Menstrual Education Online

We provide practical and engaging menstrual education workshops to support the creation of a positive menstrual culture where you live, work, study and play.

Why train with us?

For instance for girls and other young menstruators:

  • Many will start their period before they finish primary school(1), and many more will be wondering when they will start
  • Currently a majority of girls anticipate their periods with dread, disgust, embarrassment and even shame. Some experience period-shaming and bullying about the changes of puberty
  • An overwhelming majority of women report a negative, poorly supported experience of menarche and this has not improved significantly for girls experiencing puberty today

Australian and international studies have linked girls’ experience of menarche and menstruation to impacts on:

  • the risk of depression (3,6,9)
  • self-esteem (2,7,8,9)
  • body image (2,4,5,7,8,9,10)
  • confidence in peer relationships (2,3,6,7,9)
  • the confidence to make healthy choices (3,4,9)
  • later childbirth experiences (5)

What can we do differently to create a more positive outcome for girls, women and other mensruators?

At school we can promote a positive menstrual culture with confident communication about preparation for menstruation, body literacy, menstrual management and self-care as a natural and easeful part of a girl’s life.

Menstrual Education Online programs are also available for organisations looking to implement a menstrual and/or menopausal policy, provide a supportive culture for all menstruators and those experiencing perimenopause and menopause, employees, clients and the public. Through our experience with diverse needs and settings we offer tailored and general programs, introductory or in depth, with a fully developed policy and implementation strategy.

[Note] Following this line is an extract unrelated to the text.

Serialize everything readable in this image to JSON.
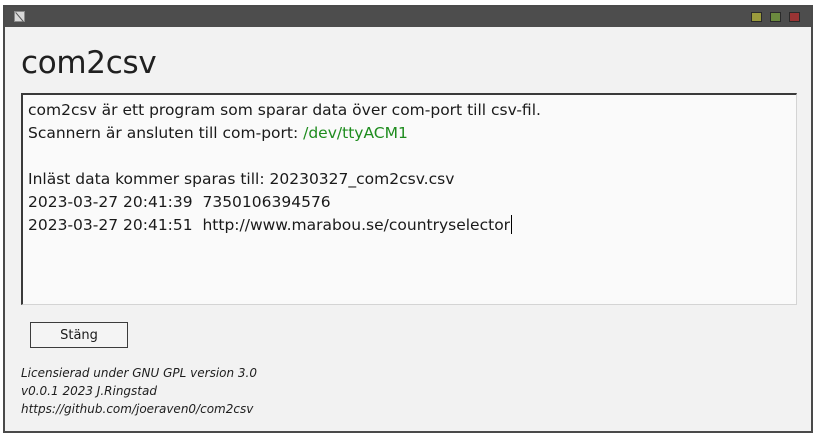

Our Menstrual Education Online trainers are education, health and community service professionals with a special interest and skills in positive menstrual education. We have a commitment to bringing the best evidence, best resources and best practice to support you in your quest to create a positive menstrual culture in your school, workplace, sports or other organisation, and at home.

Enquire here for more about our online programs.

GGroup of 10-12 year old girls gathered around activity cards on the floor


  1.  Whincup, PH, Gilg, JA, Odoki, K, Taylor SJC & Cook, DG ‘Age of menarche in contemporary British teenagers: survey of girls born between 1982 and 1986’ British Medical Journal 322:1095
  2. Beausang, CC and Razor, AG, ‘Young Western Women’s Experiences of Menarche and Menstruation’, Health Care for Women International (2000), 21(6): 517-528
  3.  DeRose, LM and Brooks-Gunn, J, Running Head: Adolescent Emotional Development and the Emergence of Depressive Disorders, 2007,    Cambridge University Press, UK
  4. Leger, L, ‘A Baby Born to Body Literacy’, Femme Fertile (2006)
  5. Moloney, S, ‘How menstrual shame affects birth’, Women and Birth, (2010)23,153-159
  6. Patton, GC, Hibbert, ME and Cartlin, J et al., ‘Menarche and the onset of depression and anxiety in Victoria, Australia. Journal of Epidemiology and   Community Health, (1996)Dec;50(6):661-6
  7. Rombeck, G, The Winding Road to Womanhood, Geson Hyltetryck, Göteburg, Sweden, 2008
  8. Rombeck G, Möller, M and Gunnarsson, RK, ‘Attitudes and feelings towards menstruation and womanhood in girls at menarche’, Acta Pædiatrica  (2006) 95:707-714
  9. Shah, N, Menstrual Education: The Impact of its Shortcomings, National Women’s Health Network; the Women’s Health Activist (March/April 2009)
  10. Witwicki, D, ‘Stuck in a Body Literacy Gap’, Femme Fertile (2006)